Court upholds woman's second will despite her dementia

The High Court has declared that an 86-year-old woman’s will was valid even though she suffered from dementia at the time she made it.

The case involved a family dispute between two brothers and two sisters.

The High Court has declared that an 86-year-old woman’s will was valid even though she suffered from dementia at the time she made it.

The case involved a family dispute between two brothers and two sisters.

Their mother had died in 2015, aged 86. She had made a will in 2010 leaving her house to one of the brothers. However, she then made a second will in 2011 declaring that her estate should be shared equally between all four siblings.

The brother who had originally been left the house claimed that his mother was suffering from dementia when she made the 2011 will and so lacked testamentary capacity because she didn’t realise what she was doing.

He said the 2010 will, leaving him the house, should therefore stand.

The court heard evidence from the mother’s solicitor who had arranged both wills and he confirmed that he had no concerns regarding her mental capacity. He noted that her overriding intention had been to treat all her children equally.

She had left the brother her house in the 2010 will because she felt she had helped him less than the other siblings. However, on reflection, she changed her mind about this and so decided to create the 2011 will dividing everything equally.

The court upheld the 2011 will. It held that the evidence showed that the mother understood what she was doing.
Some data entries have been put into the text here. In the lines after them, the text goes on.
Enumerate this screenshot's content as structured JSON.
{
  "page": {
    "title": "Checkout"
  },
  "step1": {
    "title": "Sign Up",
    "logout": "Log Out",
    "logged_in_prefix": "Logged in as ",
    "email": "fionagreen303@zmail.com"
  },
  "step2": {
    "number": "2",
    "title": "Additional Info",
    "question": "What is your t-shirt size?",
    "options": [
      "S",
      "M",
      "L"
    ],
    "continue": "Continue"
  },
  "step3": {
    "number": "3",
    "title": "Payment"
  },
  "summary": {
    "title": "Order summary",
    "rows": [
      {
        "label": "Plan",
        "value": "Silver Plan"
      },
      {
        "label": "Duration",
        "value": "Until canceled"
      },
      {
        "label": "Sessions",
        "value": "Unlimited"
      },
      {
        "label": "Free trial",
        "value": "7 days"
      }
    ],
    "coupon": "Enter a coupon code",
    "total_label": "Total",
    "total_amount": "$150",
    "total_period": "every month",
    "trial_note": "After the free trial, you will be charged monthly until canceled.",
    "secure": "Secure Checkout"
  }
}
Her solicitor believed she had capacity, she had given clear instructions and had acted promptly in executing the draft will, and she had returned it with a covering letter that confirmed her understanding of what she had done.
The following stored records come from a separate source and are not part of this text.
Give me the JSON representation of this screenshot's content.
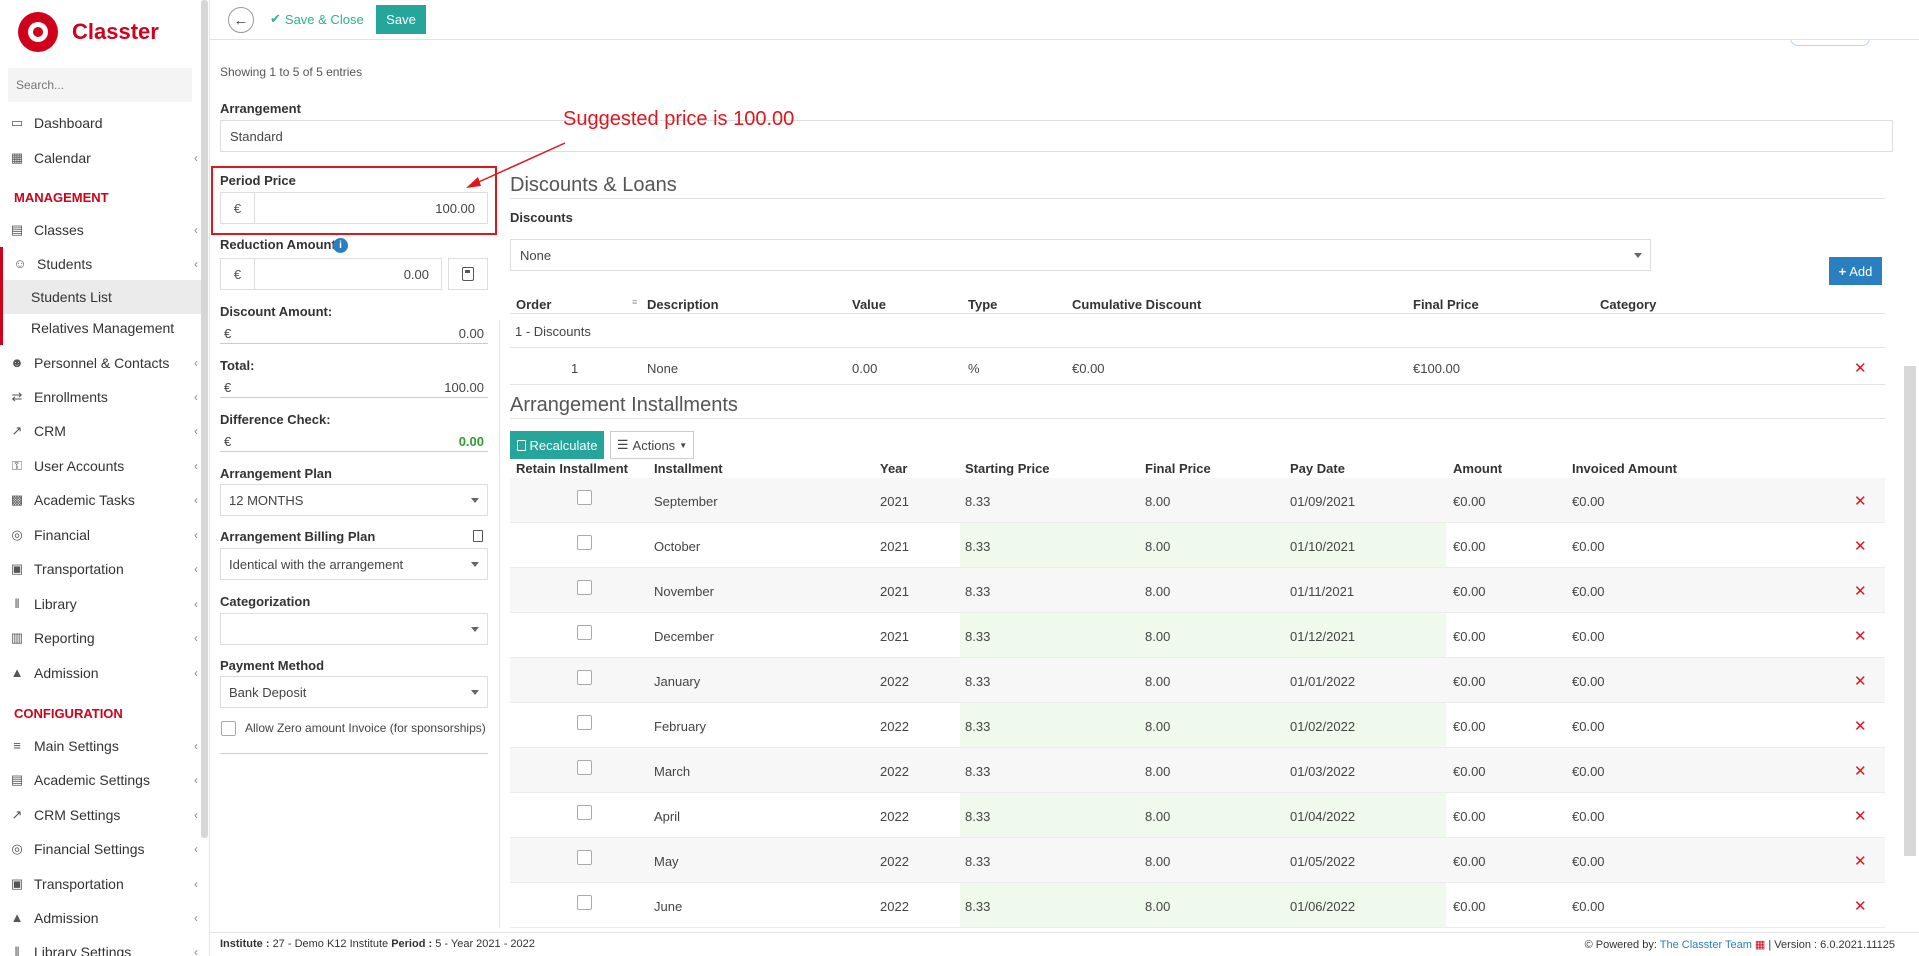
{
  "app": {
    "name": "Classter"
  },
  "sidebar": {
    "search_placeholder": "Search...",
    "items": [
      {
        "label": "Dashboard",
        "icon": "laptop-icon",
        "chev": false
      },
      {
        "label": "Calendar",
        "icon": "calendar-icon",
        "chev": true
      }
    ],
    "management_title": "MANAGEMENT",
    "management": [
      {
        "label": "Classes",
        "icon": "classes-icon",
        "chev": true
      },
      {
        "label": "Students",
        "icon": "students-icon",
        "chev": true
      },
      {
        "label": "Students List"
      },
      {
        "label": "Relatives Management"
      },
      {
        "label": "Personnel & Contacts",
        "icon": "personnel-icon",
        "chev": true
      },
      {
        "label": "Enrollments",
        "icon": "enrollments-icon",
        "chev": true
      },
      {
        "label": "CRM",
        "icon": "crm-icon",
        "chev": true
      },
      {
        "label": "User Accounts",
        "icon": "key-icon",
        "chev": true
      },
      {
        "label": "Academic Tasks",
        "icon": "grid-icon",
        "chev": true
      },
      {
        "label": "Financial",
        "icon": "coins-icon",
        "chev": true
      },
      {
        "label": "Transportation",
        "icon": "bus-icon",
        "chev": true
      },
      {
        "label": "Library",
        "icon": "library-icon",
        "chev": true
      },
      {
        "label": "Reporting",
        "icon": "printer-icon",
        "chev": true
      },
      {
        "label": "Admission",
        "icon": "bank-icon",
        "chev": true
      }
    ],
    "configuration_title": "CONFIGURATION",
    "configuration": [
      {
        "label": "Main Settings",
        "icon": "sliders-icon",
        "chev": true
      },
      {
        "label": "Academic Settings",
        "icon": "classes-icon",
        "chev": true
      },
      {
        "label": "CRM Settings",
        "icon": "crm-icon",
        "chev": true
      },
      {
        "label": "Financial Settings",
        "icon": "coins-icon",
        "chev": true
      },
      {
        "label": "Transportation",
        "icon": "bus-icon",
        "chev": true
      },
      {
        "label": "Admission",
        "icon": "bank-icon",
        "chev": true
      },
      {
        "label": "Library Settings",
        "icon": "library-icon",
        "chev": true
      }
    ]
  },
  "toolbar": {
    "save_close": "Save & Close",
    "save": "Save"
  },
  "showing": "Showing 1 to 5 of 5 entries",
  "arrangement": {
    "label": "Arrangement",
    "value": "Standard"
  },
  "annotation": "Suggested price is 100.00",
  "left_form": {
    "period_price": {
      "label": "Period Price",
      "currency": "€",
      "value": "100.00"
    },
    "reduction": {
      "label": "Reduction Amount",
      "currency": "€",
      "value": "0.00"
    },
    "discount_amount": {
      "label": "Discount Amount:",
      "currency": "€",
      "value": "0.00"
    },
    "total": {
      "label": "Total:",
      "currency": "€",
      "value": "100.00"
    },
    "difference": {
      "label": "Difference Check:",
      "currency": "€",
      "value": "0.00"
    },
    "plan": {
      "label": "Arrangement Plan",
      "value": "12 MONTHS"
    },
    "billing_plan": {
      "label": "Arrangement Billing Plan",
      "value": "Identical with the arrangement"
    },
    "categorization": {
      "label": "Categorization",
      "value": ""
    },
    "payment": {
      "label": "Payment Method",
      "value": "Bank Deposit"
    },
    "allow_zero": "Allow Zero amount Invoice (for sponsorships)"
  },
  "discounts": {
    "title": "Discounts & Loans",
    "label": "Discounts",
    "select_value": "None",
    "add_label": "Add",
    "headers": [
      "Order",
      "Description",
      "Value",
      "Type",
      "Cumulative Discount",
      "Final Price",
      "Category"
    ],
    "group": "1 - Discounts",
    "rows": [
      {
        "order": "1",
        "description": "None",
        "value": "0.00",
        "type": "%",
        "cumulative": "€0.00",
        "final": "€100.00",
        "category": ""
      }
    ]
  },
  "installments": {
    "title": "Arrangement Installments",
    "recalculate": "Recalculate",
    "actions": "Actions",
    "headers": [
      "Retain Installment",
      "Installment",
      "Year",
      "Starting Price",
      "Final Price",
      "Pay Date",
      "Amount",
      "Invoiced Amount"
    ],
    "rows": [
      {
        "month": "September",
        "year": "2021",
        "start": "8.33",
        "final": "8.00",
        "date": "01/09/2021",
        "amount": "€0.00",
        "invoiced": "€0.00"
      },
      {
        "month": "October",
        "year": "2021",
        "start": "8.33",
        "final": "8.00",
        "date": "01/10/2021",
        "amount": "€0.00",
        "invoiced": "€0.00"
      },
      {
        "month": "November",
        "year": "2021",
        "start": "8.33",
        "final": "8.00",
        "date": "01/11/2021",
        "amount": "€0.00",
        "invoiced": "€0.00"
      },
      {
        "month": "December",
        "year": "2021",
        "start": "8.33",
        "final": "8.00",
        "date": "01/12/2021",
        "amount": "€0.00",
        "invoiced": "€0.00"
      },
      {
        "month": "January",
        "year": "2022",
        "start": "8.33",
        "final": "8.00",
        "date": "01/01/2022",
        "amount": "€0.00",
        "invoiced": "€0.00"
      },
      {
        "month": "February",
        "year": "2022",
        "start": "8.33",
        "final": "8.00",
        "date": "01/02/2022",
        "amount": "€0.00",
        "invoiced": "€0.00"
      },
      {
        "month": "March",
        "year": "2022",
        "start": "8.33",
        "final": "8.00",
        "date": "01/03/2022",
        "amount": "€0.00",
        "invoiced": "€0.00"
      },
      {
        "month": "April",
        "year": "2022",
        "start": "8.33",
        "final": "8.00",
        "date": "01/04/2022",
        "amount": "€0.00",
        "invoiced": "€0.00"
      },
      {
        "month": "May",
        "year": "2022",
        "start": "8.33",
        "final": "8.00",
        "date": "01/05/2022",
        "amount": "€0.00",
        "invoiced": "€0.00"
      },
      {
        "month": "June",
        "year": "2022",
        "start": "8.33",
        "final": "8.00",
        "date": "01/06/2022",
        "amount": "€0.00",
        "invoiced": "€0.00"
      }
    ]
  },
  "footer": {
    "institute_label": "Institute :",
    "institute": "27 - Demo K12 Institute",
    "period_label": "Period :",
    "period": "5 - Year 2021 - 2022",
    "powered": "Powered by:",
    "team": "The Classter Team",
    "version": "| Version : 6.0.2021.11125"
  },
  "colors": {
    "brand": "#d0021b",
    "green": "#26a69a",
    "blue": "#2a7fc0",
    "annotation": "#e0161d"
  }
}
Her dementia had not adversely affected her testamentary capacity when she executed the will.

Please contact us if you would like more information about the issues raised in this article or any aspect of wills and probate.

Their mother had died in 2015, aged 86. She had made a will in 2010 leaving her house to one of the brothers. However, she then made a second will in 2011 declaring that her estate should be shared equally between all four siblings.
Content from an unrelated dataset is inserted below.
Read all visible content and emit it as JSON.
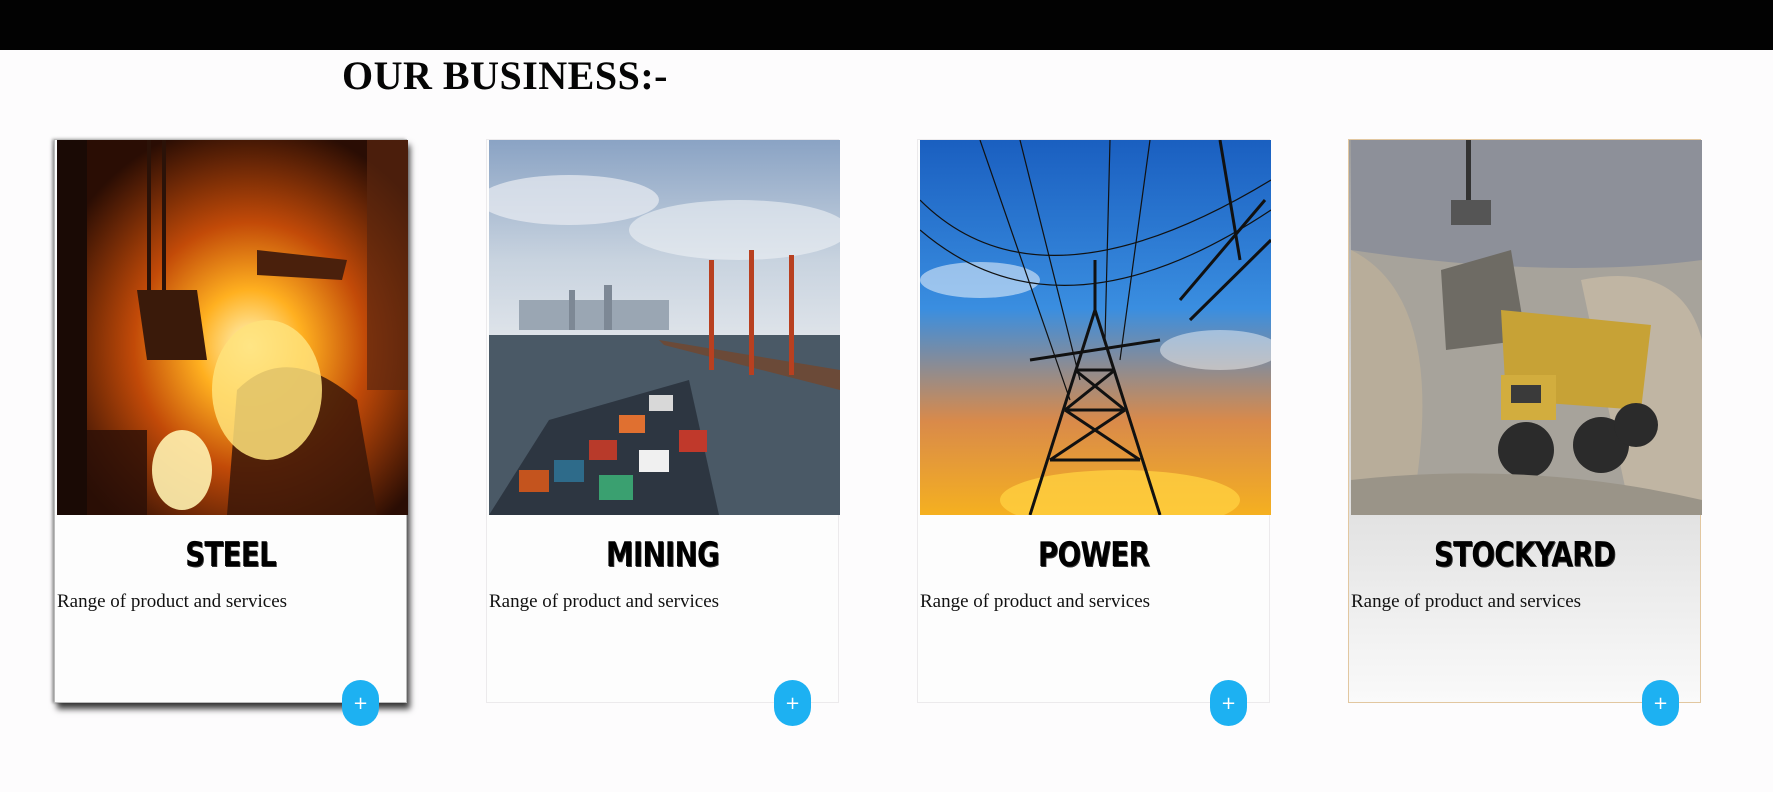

The brother who had originally been left the house claimed that his mother was suffering from dementia when she made the 2011 will and so lacked testamentary capacity because she didn’t realise what she was doing.

He said the 2010 will, leaving him the house, should therefore stand.

The court heard evidence from the mother’s solicitor who had arranged both wills and he confirmed that he had no concerns regarding her mental capacity. He noted that her overriding intention had been to treat all her children equally.

She had left the brother her house in the 2010 will because she felt she had helped him less than the other siblings. However, on reflection, she changed her mind about this and so decided to create the 2011 will dividing everything equally.

The court upheld the 2011 will. It held that the evidence showed that the mother understood what she was doing. Her solicitor believed she had capacity, she had given clear instructions and had acted promptly in executing the draft will, and she had returned it with a covering letter that confirmed her understanding of what she had done.

Her dementia had not adversely affected her testamentary capacity when she executed the will.

Please contact us if you would like more information about the issues raised in this article or any aspect of wills and probate.